Aim of the exercise: Could you write out the whole listing exactly as it appears?
Material supplied section start
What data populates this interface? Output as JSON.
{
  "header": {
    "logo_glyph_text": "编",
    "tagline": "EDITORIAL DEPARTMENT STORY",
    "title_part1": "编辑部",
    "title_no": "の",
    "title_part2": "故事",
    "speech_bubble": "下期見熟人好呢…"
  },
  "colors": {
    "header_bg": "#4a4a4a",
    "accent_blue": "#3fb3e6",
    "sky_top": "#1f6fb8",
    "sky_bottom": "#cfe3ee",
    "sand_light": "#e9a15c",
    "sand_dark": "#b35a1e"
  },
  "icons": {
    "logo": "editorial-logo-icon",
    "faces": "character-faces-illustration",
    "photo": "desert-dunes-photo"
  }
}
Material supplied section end
Written reply:
What data populates this interface? Output as JSON.
{
  "header": {
    "logo_glyph_text": "编",
    "tagline": "EDITORIAL DEPARTMENT STORY",
    "title_part1": "编辑部",
    "title_no": "の",
    "title_part2": "故事",
    "speech_bubble": "下期見熟人好呢…"
  },
  "colors": {
    "header_bg": "#4a4a4a",
    "accent_blue": "#3fb3e6",
    "sky_top": "#1f6fb8",
    "sky_bottom": "#cfe3ee",
    "sand_light": "#e9a15c",
    "sand_dark": "#b35a1e"
  },
  "icons": {
    "logo": "editorial-logo-icon",
    "faces": "character-faces-illustration",
    "photo": "desert-dunes-photo"
  }
}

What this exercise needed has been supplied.